Mr Metier acted as host for the three-day meeting, which began Friday The re-union brought together veterans of Company E, 17th Armored Engineer Battalion of the 2d Armored Division. Patton’s famed ‘Hell on Wheels.’ Twenty-two veterans were registered most with their wives and some with their children over the years. The veterans said the reunions “have become a family thing ” In fact “two years ago we started talking about a reunion of kids without par-ents. said 26-year-old Michael Sorensen, who came to the meeting with his dad, Melvin from Edison. N.J The younger Mr. Sorensen tall, lanky, blue-eyed and mustachioed is a veteran of another branch of the service. the Navy. He did not think so much of his duties during his two year hitch, but, with a flashing smile, he said with him. “I had a good time on liberty'” In the hospitality room yesterday, while potato chips and peanuts were consumed and beer and soft drinks were fished out of cool water in the bathtub the wives appeared to be enjoying themselves as much as their husbands. “I love to listen to ‘ern goin on year after year.” exclaimed Marian Provenzano. whose stocky husband, Al, who was a corporal under Patton.
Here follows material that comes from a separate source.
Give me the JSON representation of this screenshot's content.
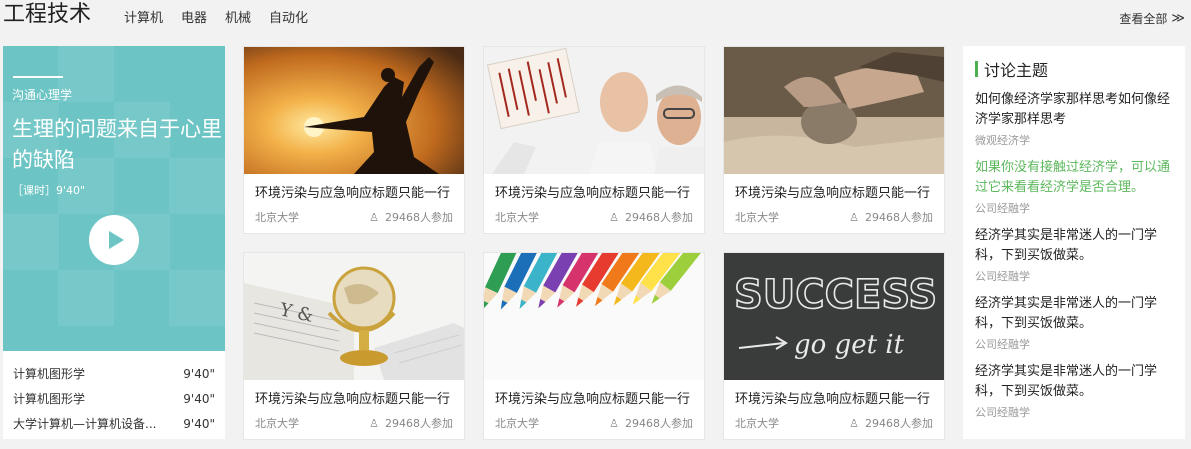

Don’t the reminiscences grow a little stale with repetition”‘ “No.” put in Norma Seegmuller. “they change the stories a little each year.” “This convention.” joked her tall, husky husband, Frank, “was sponsored by the money left over from the loot we received in Berlin.” As the talk gained momentum, the needle came out A photographer said to Melchior Lascola. “Don’t move’s, He didn’t move during the war.” promptly volunteered his pal. Al Provenzano. It was not all fun though. The vets talked sadly about Noel Whittington, who did not make It this year to show the motion pictures that he took of every reunion. Mr Whittington died Friday of cancer in Winston-Salem. Two other buddies from Winston-Salem also did not come. They stayed at home to attend Mr Whittington’s wake. It was the job of Company E to build bridges for Patton’s soldiers Former PFC Joseph Jesek, of Cleveland, remembered a time when he and his fellow soldiers hid themselves on the banks of the Rhine River and picked off Germans in the water as they swam to plant mines beneath the abutments of a bridge the Americans had just put up. As for Patton, most of the dozen or so veterans in the hospitality room expressed high regard. In the minority, Mr Lascola shook his head, saying Patton found GI’s altogether too expendable. He could never forget, he said, the general’s assertion that “he was going to take a certain town if it took a truckload of dog-tags.” But Mr. Provenzano. of North Bran-ford, Conn., insisted “Patton was right – He maintained that if Roosevelt had not stopped him, the general would have gone in and “cleaned up the Russians, and we wouldn’t have this problem with com-munism today.”
(Transcribed: Martijn Brandjes)
Research and written by Martijn Brandjes 2019